▶ **WORK INSTRUCTION**: Restate all of the entries exactly, dropping any pictures they hold.

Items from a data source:
• • •

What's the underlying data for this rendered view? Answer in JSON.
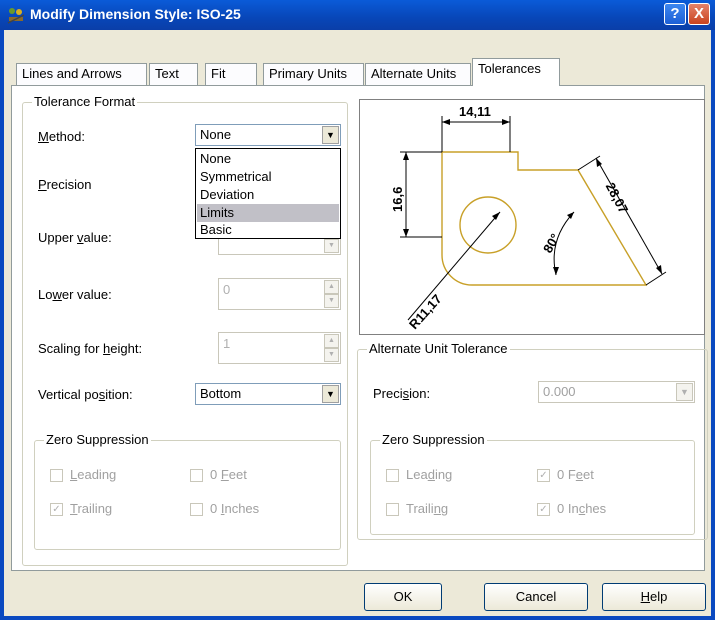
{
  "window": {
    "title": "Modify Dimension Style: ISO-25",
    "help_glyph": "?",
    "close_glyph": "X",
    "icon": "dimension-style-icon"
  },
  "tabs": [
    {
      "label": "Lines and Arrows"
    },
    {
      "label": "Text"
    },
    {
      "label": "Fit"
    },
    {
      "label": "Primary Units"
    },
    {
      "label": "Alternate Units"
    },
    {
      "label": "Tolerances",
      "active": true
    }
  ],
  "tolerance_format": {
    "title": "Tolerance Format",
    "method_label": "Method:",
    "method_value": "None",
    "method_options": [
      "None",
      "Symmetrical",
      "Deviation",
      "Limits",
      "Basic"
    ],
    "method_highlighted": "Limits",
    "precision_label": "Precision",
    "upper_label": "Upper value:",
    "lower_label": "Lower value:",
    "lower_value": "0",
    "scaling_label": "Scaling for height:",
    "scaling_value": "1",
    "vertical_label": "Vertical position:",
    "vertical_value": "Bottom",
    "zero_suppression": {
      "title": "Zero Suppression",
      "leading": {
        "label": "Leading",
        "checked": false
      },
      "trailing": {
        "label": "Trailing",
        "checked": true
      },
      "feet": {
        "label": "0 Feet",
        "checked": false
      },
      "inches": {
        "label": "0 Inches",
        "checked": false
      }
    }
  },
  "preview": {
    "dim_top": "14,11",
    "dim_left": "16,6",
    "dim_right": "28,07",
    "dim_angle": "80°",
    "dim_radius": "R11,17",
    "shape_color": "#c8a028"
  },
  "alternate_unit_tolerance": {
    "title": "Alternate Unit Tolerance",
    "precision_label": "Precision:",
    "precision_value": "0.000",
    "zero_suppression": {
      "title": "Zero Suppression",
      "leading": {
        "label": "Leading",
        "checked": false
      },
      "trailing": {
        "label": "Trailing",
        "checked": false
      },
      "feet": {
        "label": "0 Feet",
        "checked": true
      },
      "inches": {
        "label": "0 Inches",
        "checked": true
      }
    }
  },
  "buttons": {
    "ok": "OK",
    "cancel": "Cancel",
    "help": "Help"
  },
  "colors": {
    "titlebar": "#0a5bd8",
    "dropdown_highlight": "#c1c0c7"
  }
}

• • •

▶ **RESPONSE**:
What's the underlying data for this rendered view? Answer in JSON.
{
  "window": {
    "title": "Modify Dimension Style: ISO-25",
    "help_glyph": "?",
    "close_glyph": "X",
    "icon": "dimension-style-icon"
  },
  "tabs": [
    {
      "label": "Lines and Arrows"
    },
    {
      "label": "Text"
    },
    {
      "label": "Fit"
    },
    {
      "label": "Primary Units"
    },
    {
      "label": "Alternate Units"
    },
    {
      "label": "Tolerances",
      "active": true
    }
  ],
  "tolerance_format": {
    "title": "Tolerance Format",
    "method_label": "Method:",
    "method_value": "None",
    "method_options": [
      "None",
      "Symmetrical",
      "Deviation",
      "Limits",
      "Basic"
    ],
    "method_highlighted": "Limits",
    "precision_label": "Precision",
    "upper_label": "Upper value:",
    "lower_label": "Lower value:",
    "lower_value": "0",
    "scaling_label": "Scaling for height:",
    "scaling_value": "1",
    "vertical_label": "Vertical position:",
    "vertical_value": "Bottom",
    "zero_suppression": {
      "title": "Zero Suppression",
      "leading": {
        "label": "Leading",
        "checked": false
      },
      "trailing": {
        "label": "Trailing",
        "checked": true
      },
      "feet": {
        "label": "0 Feet",
        "checked": false
      },
      "inches": {
        "label": "0 Inches",
        "checked": false
      }
    }
  },
  "preview": {
    "dim_top": "14,11",
    "dim_left": "16,6",
    "dim_right": "28,07",
    "dim_angle": "80°",
    "dim_radius": "R11,17",
    "shape_color": "#c8a028"
  },
  "alternate_unit_tolerance": {
    "title": "Alternate Unit Tolerance",
    "precision_label": "Precision:",
    "precision_value": "0.000",
    "zero_suppression": {
      "title": "Zero Suppression",
      "leading": {
        "label": "Leading",
        "checked": false
      },
      "trailing": {
        "label": "Trailing",
        "checked": false
      },
      "feet": {
        "label": "0 Feet",
        "checked": true
      },
      "inches": {
        "label": "0 Inches",
        "checked": true
      }
    }
  },
  "buttons": {
    "ok": "OK",
    "cancel": "Cancel",
    "help": "Help"
  },
  "colors": {
    "titlebar": "#0a5bd8",
    "dropdown_highlight": "#c1c0c7"
  }
}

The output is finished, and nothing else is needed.